#### [Records for processing]
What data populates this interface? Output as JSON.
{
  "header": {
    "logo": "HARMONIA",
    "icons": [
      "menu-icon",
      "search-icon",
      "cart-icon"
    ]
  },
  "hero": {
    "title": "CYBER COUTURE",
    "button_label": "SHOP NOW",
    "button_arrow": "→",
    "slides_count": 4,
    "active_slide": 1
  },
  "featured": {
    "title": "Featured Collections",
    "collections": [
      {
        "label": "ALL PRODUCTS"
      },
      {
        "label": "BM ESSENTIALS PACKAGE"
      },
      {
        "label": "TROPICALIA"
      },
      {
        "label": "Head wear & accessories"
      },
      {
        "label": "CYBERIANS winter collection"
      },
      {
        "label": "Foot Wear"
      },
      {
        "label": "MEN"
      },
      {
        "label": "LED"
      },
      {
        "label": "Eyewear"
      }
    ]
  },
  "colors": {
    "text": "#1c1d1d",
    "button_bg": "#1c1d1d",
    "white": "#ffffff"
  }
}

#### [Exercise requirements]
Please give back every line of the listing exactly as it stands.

#### [Reply]
What data populates this interface? Output as JSON.
{
  "header": {
    "logo": "HARMONIA",
    "icons": [
      "menu-icon",
      "search-icon",
      "cart-icon"
    ]
  },
  "hero": {
    "title": "CYBER COUTURE",
    "button_label": "SHOP NOW",
    "button_arrow": "→",
    "slides_count": 4,
    "active_slide": 1
  },
  "featured": {
    "title": "Featured Collections",
    "collections": [
      {
        "label": "ALL PRODUCTS"
      },
      {
        "label": "BM ESSENTIALS PACKAGE"
      },
      {
        "label": "TROPICALIA"
      },
      {
        "label": "Head wear & accessories"
      },
      {
        "label": "CYBERIANS winter collection"
      },
      {
        "label": "Foot Wear"
      },
      {
        "label": "MEN"
      },
      {
        "label": "LED"
      },
      {
        "label": "Eyewear"
      }
    ]
  },
  "colors": {
    "text": "#1c1d1d",
    "button_bg": "#1c1d1d",
    "white": "#ffffff"
  }
}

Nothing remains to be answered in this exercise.